It's not often that we stumble upon classical music on the floor at SIGGRAPH, so the tune of Bach's Cantata 147 was reason enough to stop by Gocen's small table in the annual graphics trade show's Emerging Technologies hall. At first glance, the four Japanese men at the booth could have been doing anything on their MacBook Pros -- there wasn't a musical instrument in sight -- but upon closer inspection, they each appeared to be holding identical loupe-like devices, connected to each laptop via USB. Below each self-lit handheld reader were small stacks of sheet music, and it soon became clear that each of the men was very slowly moving their devices from side to side, playing a seemingly perfect rendition of "Jesu, Joy of Man's Desiring."

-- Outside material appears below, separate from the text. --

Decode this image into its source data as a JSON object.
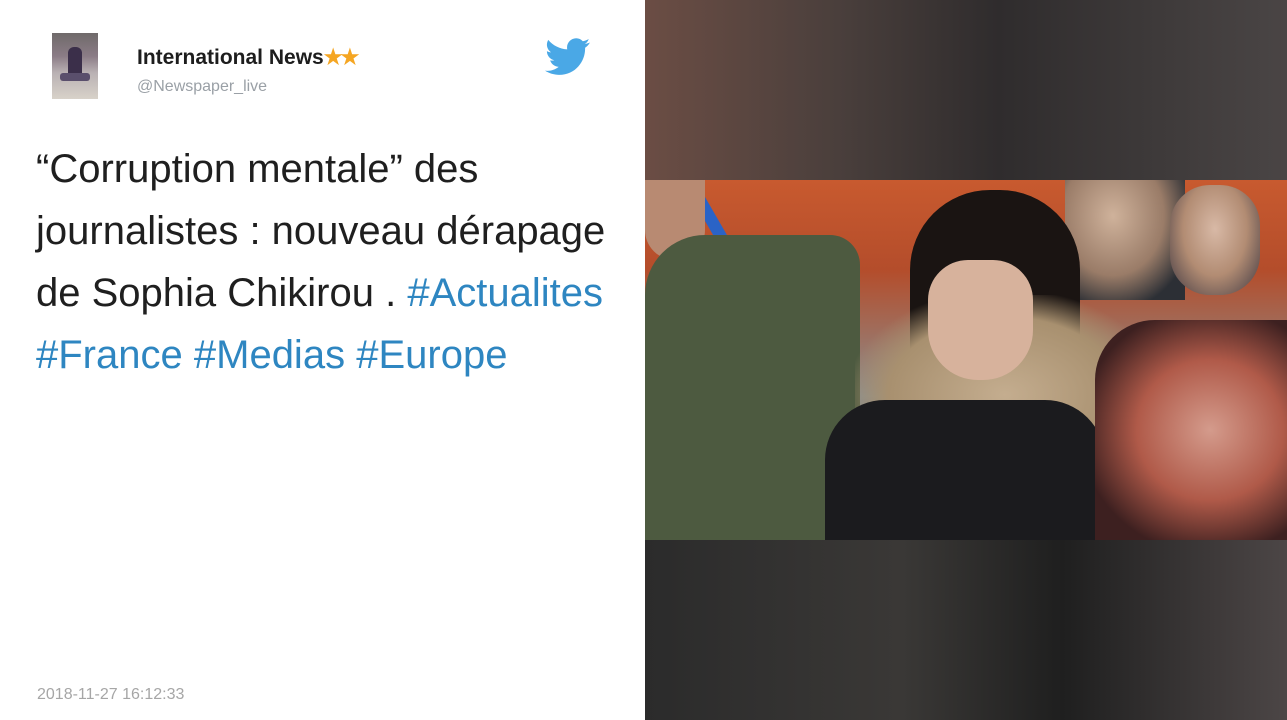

The project, called Gocen, is described by its creators as a "handwritten notation interface for musical performance and learning music." Developed at Tokyo Metropolitan University, the device can read a printed (or even handwritten) music score in real-time using optical music recognition (OMR), which is sent through each computer to an audio mixer, and then to a set of speakers. The interface is entirely text and music-based -- musicians, if you can call them that, scan an instrument name on the page before sliding over to the notes, which can be played back at different pitches by moving the reader vertically along the line. It certainly won't replace an orchestra anytime soon -- it takes an incredible amount of care to play in a group without falling out of a sync -- but Gocen is designed more as a learning tool than a practical device for coordinated performances. Hearing exactly how each note is meant to sound makes it easier for students to master musical basics during the beginning stages of their educations, providing instant feedback for those that depend on self-teaching. You can take a closer look in our hands-on video after the break, in a real-time performance demo with the Japan-based team.